An equally interesting element of the external form but with an opposite nature is the multiplane roofing, forming sharp angles which introduce an element of dynamism in contrast to the conservative walls. The larger area of the roof gives lightness and resembles the spread-out wings of a hornbill, the smaller area of the roof, facing south, resembles the bird’s beak.
Chitra Vishwanath is known for her ecological approach to energy and land-use in design, which she also showed on this project. The Hornbill House is determined as “zero debris”, which was possible to obtain by using local mud as the main construction material. The use of domestic materials can drastically reduce the environmental impact of the building.
The other ecological aspect of the project is the use of low VOC and nontoxic paints. During the use of the buildings, biomass water heaters and solar lighting are used. The technology of the walls led to achieving steady temperatures inside the building. Thanks to the use of proper materials and colors the building gives an expression of respect for the existing environment.
External stairs lead to the main entrance located from the southwest side. The visitors come in directly to the living room, on this level, there is also an external terrace. You have to go up half a story to reach the part of the house with the kitchen, west terrace with the view of the waterfall, bedroom, and toilet. The first floor contains the second bedroom with access to the terrace and bathroom, which can be accessed via internal single-flight stairs or an external spiral staircase.
The sharp angles of the roof slopes mean that in the rooms inside, the ceilings are not parallel to the floors, but have the form of inclined intersecting planes, which gives the interior an interesting dynamic effect. All the rooms have a view of mountains, sky, and tea gardens with one of the elements dominating. Interiors are equipped with rustic timber furniture and colored textiles that despite the raw finish of floors and walls, they create a cozy atmosphere.
The project of Hornbill House by Chitra Vishwanath, Sharath Nayak & Anurag Tamhankar is an example of ecological well-designed architecture that expresses respect for the existing surroundings, both through the construction of the building and the applied technical solutions.
This design success is based on the thinking true of the key ecological and social. Thanks to a commitment to sustainable living, designers managed to create a peaceful house integrated with nature where visitors can get a rest from city life and immerse themselves in the surrounding nature.
- Biome Environmental Solutions.

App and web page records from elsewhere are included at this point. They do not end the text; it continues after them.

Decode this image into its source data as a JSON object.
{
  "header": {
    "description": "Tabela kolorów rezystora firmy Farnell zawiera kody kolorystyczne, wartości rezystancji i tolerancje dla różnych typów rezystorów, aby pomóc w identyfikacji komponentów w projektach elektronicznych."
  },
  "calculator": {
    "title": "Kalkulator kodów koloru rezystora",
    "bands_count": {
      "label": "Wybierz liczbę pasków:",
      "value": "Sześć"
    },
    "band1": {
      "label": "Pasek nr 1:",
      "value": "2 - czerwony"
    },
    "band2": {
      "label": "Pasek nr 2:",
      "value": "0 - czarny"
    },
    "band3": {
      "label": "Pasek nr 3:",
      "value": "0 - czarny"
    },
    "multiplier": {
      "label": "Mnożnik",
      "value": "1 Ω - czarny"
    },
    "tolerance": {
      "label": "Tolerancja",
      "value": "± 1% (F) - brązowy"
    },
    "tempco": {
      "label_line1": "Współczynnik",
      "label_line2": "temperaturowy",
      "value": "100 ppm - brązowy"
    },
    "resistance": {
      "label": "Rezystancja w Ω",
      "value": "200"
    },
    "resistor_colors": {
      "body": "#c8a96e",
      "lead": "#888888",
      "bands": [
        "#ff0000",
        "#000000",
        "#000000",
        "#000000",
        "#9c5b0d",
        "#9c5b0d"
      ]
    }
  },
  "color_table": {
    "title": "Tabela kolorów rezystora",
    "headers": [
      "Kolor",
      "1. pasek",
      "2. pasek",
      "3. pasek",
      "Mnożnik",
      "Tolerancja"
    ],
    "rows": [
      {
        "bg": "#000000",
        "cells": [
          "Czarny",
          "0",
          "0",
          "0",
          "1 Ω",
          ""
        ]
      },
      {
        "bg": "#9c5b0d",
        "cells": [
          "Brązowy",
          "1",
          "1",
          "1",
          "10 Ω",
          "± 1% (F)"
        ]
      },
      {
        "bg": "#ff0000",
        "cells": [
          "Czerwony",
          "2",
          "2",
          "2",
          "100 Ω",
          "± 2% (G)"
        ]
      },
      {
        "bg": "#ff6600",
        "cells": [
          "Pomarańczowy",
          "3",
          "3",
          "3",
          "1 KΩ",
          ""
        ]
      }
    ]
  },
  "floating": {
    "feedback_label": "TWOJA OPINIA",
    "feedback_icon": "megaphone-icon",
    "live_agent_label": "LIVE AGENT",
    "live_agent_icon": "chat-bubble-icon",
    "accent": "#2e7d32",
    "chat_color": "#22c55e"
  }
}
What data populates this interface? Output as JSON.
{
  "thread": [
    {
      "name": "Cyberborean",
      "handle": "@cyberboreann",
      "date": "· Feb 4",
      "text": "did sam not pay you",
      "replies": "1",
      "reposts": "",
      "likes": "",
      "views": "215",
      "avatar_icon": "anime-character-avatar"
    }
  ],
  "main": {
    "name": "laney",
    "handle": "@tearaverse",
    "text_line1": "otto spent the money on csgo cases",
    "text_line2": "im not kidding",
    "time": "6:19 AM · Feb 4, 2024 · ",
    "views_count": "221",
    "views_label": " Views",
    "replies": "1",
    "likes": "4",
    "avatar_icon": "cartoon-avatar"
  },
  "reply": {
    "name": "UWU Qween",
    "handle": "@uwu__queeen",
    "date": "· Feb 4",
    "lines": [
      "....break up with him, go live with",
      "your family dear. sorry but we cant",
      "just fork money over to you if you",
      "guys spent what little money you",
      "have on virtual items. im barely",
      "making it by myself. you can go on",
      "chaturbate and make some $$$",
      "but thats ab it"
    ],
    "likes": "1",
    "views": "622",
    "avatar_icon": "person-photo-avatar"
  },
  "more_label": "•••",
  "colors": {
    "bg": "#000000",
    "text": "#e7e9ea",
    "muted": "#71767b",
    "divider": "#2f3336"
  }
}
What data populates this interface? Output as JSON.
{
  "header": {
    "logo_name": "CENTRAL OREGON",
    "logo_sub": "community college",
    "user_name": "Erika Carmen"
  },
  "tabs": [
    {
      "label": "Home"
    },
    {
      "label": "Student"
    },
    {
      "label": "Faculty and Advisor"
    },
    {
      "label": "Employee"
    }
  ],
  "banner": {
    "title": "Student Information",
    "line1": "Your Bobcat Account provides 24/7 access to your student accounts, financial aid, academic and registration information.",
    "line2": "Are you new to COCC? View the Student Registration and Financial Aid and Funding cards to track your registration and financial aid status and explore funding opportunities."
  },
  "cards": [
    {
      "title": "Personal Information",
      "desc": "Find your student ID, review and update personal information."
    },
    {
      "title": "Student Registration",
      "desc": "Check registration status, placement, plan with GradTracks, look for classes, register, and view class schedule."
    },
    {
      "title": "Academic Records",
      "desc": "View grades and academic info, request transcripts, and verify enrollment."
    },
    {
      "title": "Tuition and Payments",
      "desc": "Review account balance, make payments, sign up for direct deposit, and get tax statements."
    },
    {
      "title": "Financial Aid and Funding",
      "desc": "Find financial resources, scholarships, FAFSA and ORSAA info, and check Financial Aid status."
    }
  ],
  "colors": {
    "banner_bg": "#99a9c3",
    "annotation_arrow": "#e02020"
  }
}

Oland Estate [online]. Available at: https://www.biome-solutions.com/project/ [Accessed 27 March 2021].
- Architexturez Newsletters. Hornbill House [online]. Available at: https://architexturez.net/doc/az-cf-193074 [Accessed 27 March 2021].
- ArchDaily. Hornbill House / Biome Environmental Solutions [online]. https://www.archdaily.com/772255/hornbill-house-biome-environmental-solutions [Accessed 27 March 2021].
- Trip Advisor. HornBill House! [online]. Available at: https://www.tripadvisor.com/LocationPhotoDirectLink-g297676-d1747939-i296345265-O_land_Plantation_Stay-Coonoor_The_Nilgiris_District_Tamil_Nadu.html [Accessed 27 March 2021].